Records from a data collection
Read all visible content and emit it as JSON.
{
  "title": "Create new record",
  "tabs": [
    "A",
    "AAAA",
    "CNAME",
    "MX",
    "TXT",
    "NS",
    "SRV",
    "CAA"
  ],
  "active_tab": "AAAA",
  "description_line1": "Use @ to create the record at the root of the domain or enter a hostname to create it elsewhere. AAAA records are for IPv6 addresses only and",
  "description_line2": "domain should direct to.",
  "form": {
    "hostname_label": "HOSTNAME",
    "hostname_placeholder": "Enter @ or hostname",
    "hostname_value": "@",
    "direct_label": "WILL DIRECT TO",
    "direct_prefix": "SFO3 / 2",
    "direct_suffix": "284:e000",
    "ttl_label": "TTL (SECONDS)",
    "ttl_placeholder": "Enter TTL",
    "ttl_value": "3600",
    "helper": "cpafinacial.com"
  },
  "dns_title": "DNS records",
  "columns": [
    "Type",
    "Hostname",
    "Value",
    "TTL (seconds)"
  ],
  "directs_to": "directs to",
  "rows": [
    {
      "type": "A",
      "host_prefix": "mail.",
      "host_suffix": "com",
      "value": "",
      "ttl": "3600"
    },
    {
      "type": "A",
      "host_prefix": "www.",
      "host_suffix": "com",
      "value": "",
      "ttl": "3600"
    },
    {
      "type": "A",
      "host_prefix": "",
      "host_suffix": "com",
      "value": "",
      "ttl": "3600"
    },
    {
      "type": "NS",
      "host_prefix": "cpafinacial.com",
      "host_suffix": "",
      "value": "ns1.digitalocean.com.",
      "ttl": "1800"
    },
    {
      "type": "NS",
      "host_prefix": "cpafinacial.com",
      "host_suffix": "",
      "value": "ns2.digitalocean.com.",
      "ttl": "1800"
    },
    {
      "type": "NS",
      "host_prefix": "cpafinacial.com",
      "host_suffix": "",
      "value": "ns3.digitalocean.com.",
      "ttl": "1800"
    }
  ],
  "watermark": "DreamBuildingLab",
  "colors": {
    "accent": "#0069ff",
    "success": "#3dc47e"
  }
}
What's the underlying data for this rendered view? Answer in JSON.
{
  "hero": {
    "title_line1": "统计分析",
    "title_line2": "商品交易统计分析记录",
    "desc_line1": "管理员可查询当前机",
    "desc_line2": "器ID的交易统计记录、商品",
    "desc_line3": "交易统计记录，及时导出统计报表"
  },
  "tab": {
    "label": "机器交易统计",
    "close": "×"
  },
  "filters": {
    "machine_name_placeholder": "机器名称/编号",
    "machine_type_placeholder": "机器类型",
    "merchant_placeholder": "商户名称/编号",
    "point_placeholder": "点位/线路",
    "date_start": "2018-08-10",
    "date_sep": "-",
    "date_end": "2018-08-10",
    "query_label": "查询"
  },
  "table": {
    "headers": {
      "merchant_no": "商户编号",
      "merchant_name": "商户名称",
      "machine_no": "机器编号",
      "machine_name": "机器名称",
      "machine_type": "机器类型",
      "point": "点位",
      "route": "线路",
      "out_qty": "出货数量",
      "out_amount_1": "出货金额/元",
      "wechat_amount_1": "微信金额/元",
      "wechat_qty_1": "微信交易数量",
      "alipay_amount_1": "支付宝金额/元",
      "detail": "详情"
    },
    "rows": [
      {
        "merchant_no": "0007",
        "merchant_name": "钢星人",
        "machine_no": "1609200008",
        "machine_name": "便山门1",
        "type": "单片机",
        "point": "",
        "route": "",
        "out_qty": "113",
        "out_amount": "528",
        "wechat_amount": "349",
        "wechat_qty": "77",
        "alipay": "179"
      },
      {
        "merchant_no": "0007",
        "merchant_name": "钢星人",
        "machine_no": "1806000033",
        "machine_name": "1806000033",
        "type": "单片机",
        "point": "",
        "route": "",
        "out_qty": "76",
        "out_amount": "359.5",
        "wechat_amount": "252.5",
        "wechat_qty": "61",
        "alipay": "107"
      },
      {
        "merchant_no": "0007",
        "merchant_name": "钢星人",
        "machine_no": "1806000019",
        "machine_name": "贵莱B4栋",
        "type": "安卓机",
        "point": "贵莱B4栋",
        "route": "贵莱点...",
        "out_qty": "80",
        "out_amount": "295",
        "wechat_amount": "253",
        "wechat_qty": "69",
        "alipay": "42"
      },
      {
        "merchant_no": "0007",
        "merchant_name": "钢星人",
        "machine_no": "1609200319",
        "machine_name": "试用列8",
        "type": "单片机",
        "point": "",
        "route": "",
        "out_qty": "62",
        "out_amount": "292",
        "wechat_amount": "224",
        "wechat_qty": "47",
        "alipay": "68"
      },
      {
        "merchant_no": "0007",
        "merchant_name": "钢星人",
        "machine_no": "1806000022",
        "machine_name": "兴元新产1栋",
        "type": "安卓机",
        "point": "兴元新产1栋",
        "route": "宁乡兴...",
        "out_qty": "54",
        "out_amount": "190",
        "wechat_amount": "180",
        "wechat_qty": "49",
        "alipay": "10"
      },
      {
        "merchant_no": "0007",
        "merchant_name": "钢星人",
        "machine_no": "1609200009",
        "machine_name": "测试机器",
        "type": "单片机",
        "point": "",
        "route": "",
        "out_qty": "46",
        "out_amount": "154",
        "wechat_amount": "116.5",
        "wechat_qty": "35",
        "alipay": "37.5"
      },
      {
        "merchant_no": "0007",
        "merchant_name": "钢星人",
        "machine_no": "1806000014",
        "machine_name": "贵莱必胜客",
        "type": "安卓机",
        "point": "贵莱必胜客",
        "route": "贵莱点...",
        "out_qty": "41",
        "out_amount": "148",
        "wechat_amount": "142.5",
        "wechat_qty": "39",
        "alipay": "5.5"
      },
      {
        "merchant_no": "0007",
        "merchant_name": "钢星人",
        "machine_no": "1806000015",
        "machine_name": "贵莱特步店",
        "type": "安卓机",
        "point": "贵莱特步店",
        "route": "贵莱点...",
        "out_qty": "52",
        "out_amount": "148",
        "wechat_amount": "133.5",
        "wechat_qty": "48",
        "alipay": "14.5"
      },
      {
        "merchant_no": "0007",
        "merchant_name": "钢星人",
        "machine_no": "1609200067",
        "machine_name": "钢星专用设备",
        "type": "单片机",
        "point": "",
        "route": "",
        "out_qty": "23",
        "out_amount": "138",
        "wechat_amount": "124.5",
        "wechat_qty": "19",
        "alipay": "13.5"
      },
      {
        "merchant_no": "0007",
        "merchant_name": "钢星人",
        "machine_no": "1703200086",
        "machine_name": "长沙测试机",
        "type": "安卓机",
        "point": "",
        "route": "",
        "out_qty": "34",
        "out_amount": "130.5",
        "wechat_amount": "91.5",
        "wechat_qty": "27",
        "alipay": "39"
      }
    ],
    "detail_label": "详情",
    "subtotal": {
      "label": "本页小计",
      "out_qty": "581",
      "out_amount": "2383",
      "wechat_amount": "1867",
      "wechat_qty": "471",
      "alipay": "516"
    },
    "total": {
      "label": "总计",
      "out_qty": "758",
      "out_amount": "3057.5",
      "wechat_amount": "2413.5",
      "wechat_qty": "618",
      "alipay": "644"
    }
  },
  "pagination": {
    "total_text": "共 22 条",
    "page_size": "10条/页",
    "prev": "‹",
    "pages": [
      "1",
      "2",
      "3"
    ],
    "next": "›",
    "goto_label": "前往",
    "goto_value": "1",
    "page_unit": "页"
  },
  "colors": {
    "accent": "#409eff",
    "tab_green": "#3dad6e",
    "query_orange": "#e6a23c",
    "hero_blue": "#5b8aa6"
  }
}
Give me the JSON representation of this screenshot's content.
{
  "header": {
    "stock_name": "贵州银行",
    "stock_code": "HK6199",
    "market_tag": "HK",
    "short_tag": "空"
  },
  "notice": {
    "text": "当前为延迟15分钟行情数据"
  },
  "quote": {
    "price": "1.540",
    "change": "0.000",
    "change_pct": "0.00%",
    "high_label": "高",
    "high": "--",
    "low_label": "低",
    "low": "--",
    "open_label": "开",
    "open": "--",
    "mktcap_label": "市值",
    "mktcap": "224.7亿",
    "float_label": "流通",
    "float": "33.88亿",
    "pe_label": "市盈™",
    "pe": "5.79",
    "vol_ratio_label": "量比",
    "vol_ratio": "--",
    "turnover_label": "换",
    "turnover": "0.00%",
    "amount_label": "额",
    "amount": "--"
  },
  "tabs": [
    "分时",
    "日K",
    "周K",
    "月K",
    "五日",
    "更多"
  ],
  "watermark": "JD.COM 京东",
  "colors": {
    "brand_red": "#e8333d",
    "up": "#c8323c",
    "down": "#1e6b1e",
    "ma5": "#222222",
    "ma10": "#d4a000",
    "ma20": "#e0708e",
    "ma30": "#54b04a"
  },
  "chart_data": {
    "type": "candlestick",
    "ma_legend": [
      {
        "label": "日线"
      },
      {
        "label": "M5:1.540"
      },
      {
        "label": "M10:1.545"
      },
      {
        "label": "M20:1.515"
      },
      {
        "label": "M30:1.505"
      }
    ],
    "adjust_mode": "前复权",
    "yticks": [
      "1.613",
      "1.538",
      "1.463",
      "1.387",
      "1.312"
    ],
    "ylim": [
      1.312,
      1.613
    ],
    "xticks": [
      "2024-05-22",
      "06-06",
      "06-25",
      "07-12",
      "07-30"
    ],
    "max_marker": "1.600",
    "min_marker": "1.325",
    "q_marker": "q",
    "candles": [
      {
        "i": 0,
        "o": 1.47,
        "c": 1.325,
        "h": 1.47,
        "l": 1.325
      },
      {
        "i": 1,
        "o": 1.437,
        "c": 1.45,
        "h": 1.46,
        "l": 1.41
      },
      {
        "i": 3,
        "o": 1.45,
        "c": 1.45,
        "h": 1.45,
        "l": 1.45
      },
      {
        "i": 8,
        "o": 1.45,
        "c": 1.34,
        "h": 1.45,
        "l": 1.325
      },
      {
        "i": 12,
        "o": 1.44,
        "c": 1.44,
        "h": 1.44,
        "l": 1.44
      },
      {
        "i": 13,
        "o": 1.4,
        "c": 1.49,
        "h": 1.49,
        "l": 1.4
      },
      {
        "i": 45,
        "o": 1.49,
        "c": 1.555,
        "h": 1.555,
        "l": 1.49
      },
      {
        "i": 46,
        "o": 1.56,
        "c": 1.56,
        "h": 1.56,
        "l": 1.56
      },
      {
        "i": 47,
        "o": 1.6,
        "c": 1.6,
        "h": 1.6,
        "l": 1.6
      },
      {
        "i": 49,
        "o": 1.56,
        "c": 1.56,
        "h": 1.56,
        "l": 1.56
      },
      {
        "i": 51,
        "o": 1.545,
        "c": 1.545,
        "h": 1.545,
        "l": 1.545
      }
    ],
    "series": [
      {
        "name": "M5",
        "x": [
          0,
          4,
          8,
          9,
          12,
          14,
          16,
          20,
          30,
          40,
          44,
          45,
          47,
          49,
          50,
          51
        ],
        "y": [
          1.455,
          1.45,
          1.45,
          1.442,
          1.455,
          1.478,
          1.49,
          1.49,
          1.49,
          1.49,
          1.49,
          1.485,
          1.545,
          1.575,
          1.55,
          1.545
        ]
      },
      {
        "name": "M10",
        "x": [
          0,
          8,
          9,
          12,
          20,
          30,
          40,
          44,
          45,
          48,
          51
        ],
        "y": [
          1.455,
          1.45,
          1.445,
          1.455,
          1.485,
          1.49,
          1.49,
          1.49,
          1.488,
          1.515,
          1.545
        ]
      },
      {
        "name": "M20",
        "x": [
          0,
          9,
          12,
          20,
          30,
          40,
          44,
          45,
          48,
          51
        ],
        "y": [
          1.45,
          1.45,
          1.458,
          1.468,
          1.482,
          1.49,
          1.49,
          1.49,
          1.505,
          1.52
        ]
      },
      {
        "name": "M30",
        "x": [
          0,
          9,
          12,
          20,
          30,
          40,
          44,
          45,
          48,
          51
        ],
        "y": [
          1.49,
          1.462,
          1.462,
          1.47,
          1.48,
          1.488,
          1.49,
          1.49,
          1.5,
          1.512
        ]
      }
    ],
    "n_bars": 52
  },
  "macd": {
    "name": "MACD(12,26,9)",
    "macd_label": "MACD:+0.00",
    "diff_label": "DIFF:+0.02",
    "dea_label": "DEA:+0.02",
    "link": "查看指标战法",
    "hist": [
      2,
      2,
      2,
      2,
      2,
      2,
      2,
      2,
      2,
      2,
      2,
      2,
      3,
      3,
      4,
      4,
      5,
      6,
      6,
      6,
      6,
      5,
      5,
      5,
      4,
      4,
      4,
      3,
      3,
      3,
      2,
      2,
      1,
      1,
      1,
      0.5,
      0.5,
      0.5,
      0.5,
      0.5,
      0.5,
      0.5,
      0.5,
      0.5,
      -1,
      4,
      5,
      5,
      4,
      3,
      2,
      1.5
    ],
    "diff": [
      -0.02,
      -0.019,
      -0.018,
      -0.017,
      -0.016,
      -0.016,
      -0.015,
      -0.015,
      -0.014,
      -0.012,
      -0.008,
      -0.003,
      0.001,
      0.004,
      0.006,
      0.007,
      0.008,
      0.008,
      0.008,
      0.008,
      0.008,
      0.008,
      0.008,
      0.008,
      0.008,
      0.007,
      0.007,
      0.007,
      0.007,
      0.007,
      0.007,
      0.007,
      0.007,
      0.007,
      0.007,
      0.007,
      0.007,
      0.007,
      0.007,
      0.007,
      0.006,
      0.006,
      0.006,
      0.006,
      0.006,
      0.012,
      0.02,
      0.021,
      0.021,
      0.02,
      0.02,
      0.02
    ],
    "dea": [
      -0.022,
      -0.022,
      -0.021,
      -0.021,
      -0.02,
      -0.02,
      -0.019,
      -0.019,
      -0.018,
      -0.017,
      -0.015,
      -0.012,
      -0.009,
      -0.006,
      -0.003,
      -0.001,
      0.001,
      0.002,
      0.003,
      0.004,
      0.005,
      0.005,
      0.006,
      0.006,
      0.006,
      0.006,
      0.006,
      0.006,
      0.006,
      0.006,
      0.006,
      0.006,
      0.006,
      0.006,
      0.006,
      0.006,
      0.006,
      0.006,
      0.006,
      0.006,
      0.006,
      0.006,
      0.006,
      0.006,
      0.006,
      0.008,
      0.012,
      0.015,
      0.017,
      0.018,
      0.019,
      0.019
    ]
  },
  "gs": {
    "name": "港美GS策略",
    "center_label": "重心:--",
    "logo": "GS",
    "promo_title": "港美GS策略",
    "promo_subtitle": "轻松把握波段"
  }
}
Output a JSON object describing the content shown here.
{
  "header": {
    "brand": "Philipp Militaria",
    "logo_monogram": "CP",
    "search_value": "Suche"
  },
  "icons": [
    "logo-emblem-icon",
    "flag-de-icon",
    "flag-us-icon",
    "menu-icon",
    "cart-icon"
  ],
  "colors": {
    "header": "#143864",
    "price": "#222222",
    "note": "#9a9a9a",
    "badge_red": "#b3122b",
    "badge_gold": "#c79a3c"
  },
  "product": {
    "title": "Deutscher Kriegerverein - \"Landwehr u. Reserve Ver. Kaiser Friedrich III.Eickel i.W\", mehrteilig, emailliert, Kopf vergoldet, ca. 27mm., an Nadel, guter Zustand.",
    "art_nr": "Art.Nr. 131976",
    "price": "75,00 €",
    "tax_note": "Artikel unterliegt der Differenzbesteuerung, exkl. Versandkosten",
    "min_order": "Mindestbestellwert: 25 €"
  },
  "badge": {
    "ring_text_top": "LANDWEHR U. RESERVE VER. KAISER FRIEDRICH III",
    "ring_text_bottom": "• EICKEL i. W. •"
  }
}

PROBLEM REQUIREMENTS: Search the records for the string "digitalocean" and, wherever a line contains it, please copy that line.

RESULT BELOW:
      "value": "ns1.digitalocean.com.",
      "value": "ns2.digitalocean.com.",
      "value": "ns3.digitalocean.com.",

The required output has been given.